Following a weekend of negotiations, the House and Senate agreed upon a $20.2 billion budget compromise this week that adjusts the second year of the two-year budget. Both chambers passed the new budget Thursday, June 21st (House: 71-45; Senate 30-15).  Five Democrats joined 66 Republicans in voting for the plan with the Senate vote going along party lines. The budget now goes to the Governor for her consideration where she has 10 days to decide whether to veto the bill, sign it or let it become law without her signature.  

The budget plan was developed from competing House and Senate plans where conferees negotiated on several contentious items:

•    Teacher Bonuses/Raises: 1.2 percent raise.

•    Education Reform: Funding for parts of Senator Berger’s education reform plan ($27 million).

•    K-12: $251 million increase in recurring funds.

•    Infrastructure Projects: Funding eliminated for the Garden Parkway and the Mid-Currituck Bridge. Funding retained for the Blue Line Extension.

•    Eugenics Compensation: No appropriation for eugenics compensation.

•    Medicaid: $100 million for the Medicaid rainy day fund.

Click here to review the full budget.
Click here to review the corresponding “money report”.

Legislators Advance Funding for Medicaid Shortfall

The House and Senate this week passed legislation that would allow up to $94 million to be appropriated for Medicaid expenses. Last week, legislators learned there was an additional shortfall of around $75 million due to cash flow issues. The additional money is taken from appropriations set aside for state building repairs. Last month, legislators agreed to allow up to $205.5 million, taken from five sources of state money, to be used to close an earlier Medicaid shortfall.

Shale Gas Development Policy Off to the Governor

With a final concurrence vote of 29-15, the Senate officially sent legislation to the Governor that creates a regulatory framework that allows hydraulic fracturing. The bill only allows permits after additional action from the General Assembly, creating a sub-commission under the Mining Energy Commission to oversee the creation of the regulatory framework. Senate Bill 820, the Clean Energy & Economic Security Act which could dramatically reshape the state’s energy landscape now goes to the Governor for her consideration. The Governor has 10 days to act on the legislation.

Regulatory Reform Measures Press Forward

House Bill 952, State Air Toxics Program Reforms received its final vote in the Senate this week, sending the measure to the Governor. The measure would exempt some emission control sources from regulation under the state Air Toxics Program if those sources are subject to regulation under the federal Clean Air Act.

Senate Bill 810, Regulatory Reform Act of 2012 passed the House this week and is headed to the Senate for its last concurrence vote.

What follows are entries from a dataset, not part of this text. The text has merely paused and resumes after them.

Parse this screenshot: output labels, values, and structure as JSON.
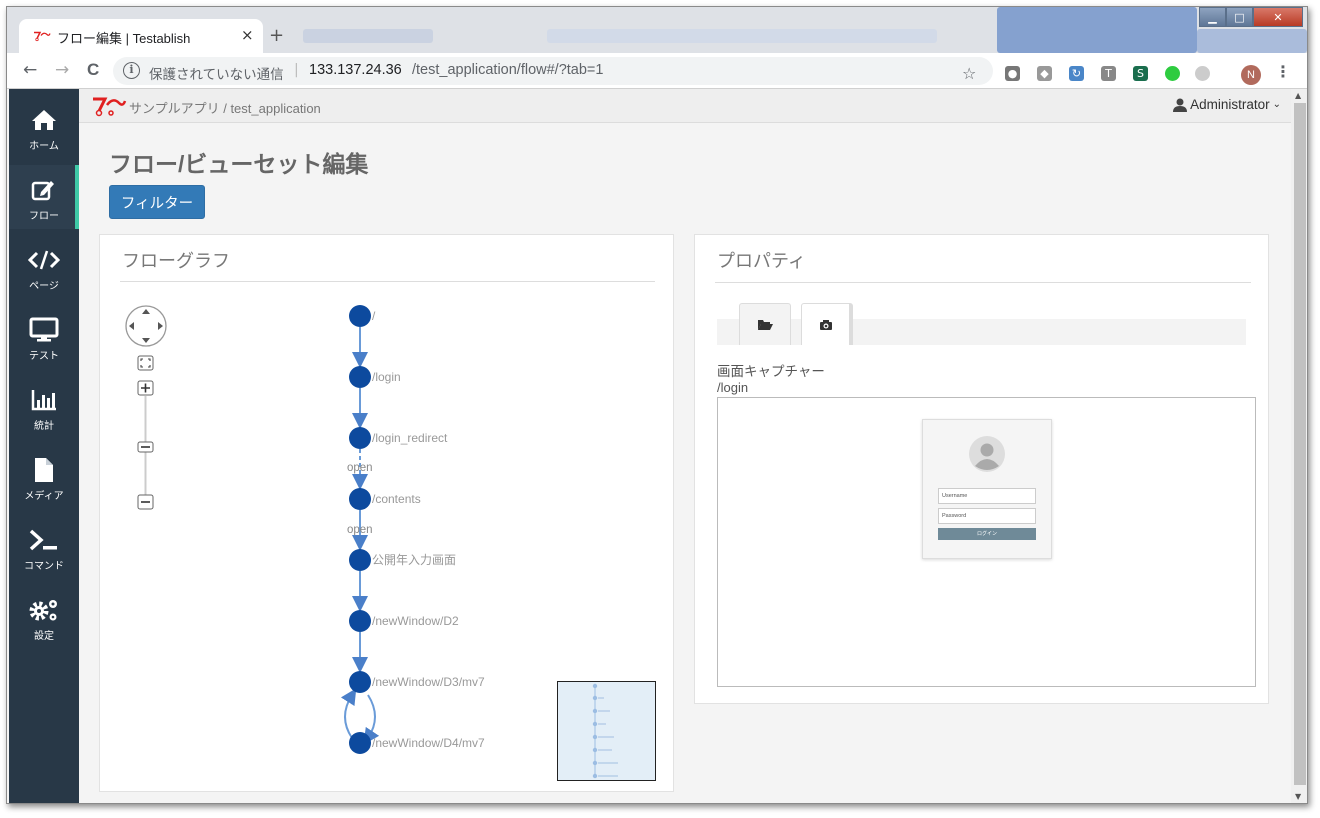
{
  "browser": {
    "tab_title": "フロー編集 | Testablish",
    "tab_close": "×",
    "new_tab": "+",
    "back": "←",
    "forward": "→",
    "reload": "C",
    "info": "i",
    "security_text": "保護されていない通信",
    "separator": "|",
    "url_host": "133.137.24.36",
    "url_path": "/test_application/flow#/?tab=1",
    "star": "☆",
    "avatar_letter": "N",
    "menu": "⋮",
    "window_min": "▁",
    "window_max": "□",
    "window_close": "✕"
  },
  "sidebar": {
    "items": [
      {
        "label": "ホーム",
        "icon": "home-icon"
      },
      {
        "label": "フロー",
        "icon": "edit-icon"
      },
      {
        "label": "ページ",
        "icon": "code-icon"
      },
      {
        "label": "テスト",
        "icon": "monitor-icon"
      },
      {
        "label": "統計",
        "icon": "bar-chart-icon"
      },
      {
        "label": "メディア",
        "icon": "file-icon"
      },
      {
        "label": "コマンド",
        "icon": "terminal-icon"
      },
      {
        "label": "設定",
        "icon": "gears-icon"
      }
    ]
  },
  "header": {
    "breadcrumb": "サンプルアプリ / test_application",
    "user": "Administrator",
    "caret": "⌄"
  },
  "main": {
    "page_title": "フロー/ビューセット編集",
    "filter_button": "フィルター"
  },
  "flow_graph": {
    "title": "フローグラフ",
    "nodes": [
      "/",
      "/login",
      "/login_redirect",
      "/contents",
      "公開年入力画面",
      "/newWindow/D2",
      "/newWindow/D3/mv7",
      "/newWindow/D4/mv7"
    ],
    "edge_labels": [
      {
        "after_node": 2,
        "label": "open"
      },
      {
        "after_node": 3,
        "label": "open"
      }
    ]
  },
  "properties": {
    "title": "プロパティ",
    "tabs": [
      {
        "icon": "folder-open-icon",
        "active": false
      },
      {
        "icon": "camera-icon",
        "active": true
      }
    ],
    "capture_heading": "画面キャプチャー",
    "capture_path": "/login",
    "login_preview": {
      "username_placeholder": "Username",
      "password_placeholder": "Password",
      "login_button": "ログイン"
    }
  },
  "colors": {
    "sidebar_bg": "#283847",
    "sidebar_active": "#3ec9a7",
    "node": "#0d4a9e",
    "edge": "#6a9bd8",
    "primary_button": "#337ab7"
  }
}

The bill deals with several regulatory reform measures including clarifications to the Administrative Procedures Act, requirements for agencies to provide private businesses advanced notice on audits, clarification that state Air Quality regulations cannot be superimposed with state Water Quality regulations, and lengthening the term for a solid waste permit from five years to ten years.

Legislators Expect to Head Home Before July 4th

Per an adjournment resolution passed out of the Senate, legislators will be leaving Raleigh on June 30th. Speaker Tillis has indicated an expectation of adjournment by July 2nd. The adjournment schedule primarily centers around the timeline for a potential veto by Governor Perdue on the budget. The Governor has 10 days to act on any piece of legislation as long as the General Assembly is in session.